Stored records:
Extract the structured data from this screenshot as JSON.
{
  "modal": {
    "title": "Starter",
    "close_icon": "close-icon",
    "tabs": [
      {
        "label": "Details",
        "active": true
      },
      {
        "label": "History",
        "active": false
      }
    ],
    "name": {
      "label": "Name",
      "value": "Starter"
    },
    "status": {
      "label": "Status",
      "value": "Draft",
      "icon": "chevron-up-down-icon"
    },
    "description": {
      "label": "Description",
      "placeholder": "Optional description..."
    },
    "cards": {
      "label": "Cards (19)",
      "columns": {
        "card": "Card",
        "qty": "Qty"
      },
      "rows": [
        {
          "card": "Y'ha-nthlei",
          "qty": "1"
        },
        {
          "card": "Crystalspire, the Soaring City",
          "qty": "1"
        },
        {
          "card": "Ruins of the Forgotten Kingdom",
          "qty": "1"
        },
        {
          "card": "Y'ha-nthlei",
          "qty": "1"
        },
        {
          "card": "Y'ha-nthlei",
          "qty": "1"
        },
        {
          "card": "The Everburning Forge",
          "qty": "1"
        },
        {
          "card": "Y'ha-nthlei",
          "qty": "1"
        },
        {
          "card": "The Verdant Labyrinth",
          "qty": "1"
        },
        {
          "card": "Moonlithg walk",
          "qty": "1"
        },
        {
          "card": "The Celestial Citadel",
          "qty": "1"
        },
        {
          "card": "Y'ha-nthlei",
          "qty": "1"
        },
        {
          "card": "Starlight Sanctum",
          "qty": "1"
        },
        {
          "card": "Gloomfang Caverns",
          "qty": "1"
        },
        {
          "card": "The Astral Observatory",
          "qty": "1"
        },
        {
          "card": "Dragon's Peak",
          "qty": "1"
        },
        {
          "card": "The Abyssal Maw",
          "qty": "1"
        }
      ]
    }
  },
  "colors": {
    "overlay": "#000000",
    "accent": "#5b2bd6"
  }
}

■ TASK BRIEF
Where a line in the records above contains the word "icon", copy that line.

■ WRITTEN RESPONSE
    "close_icon": "close-icon",
      "icon": "chevron-up-down-icon"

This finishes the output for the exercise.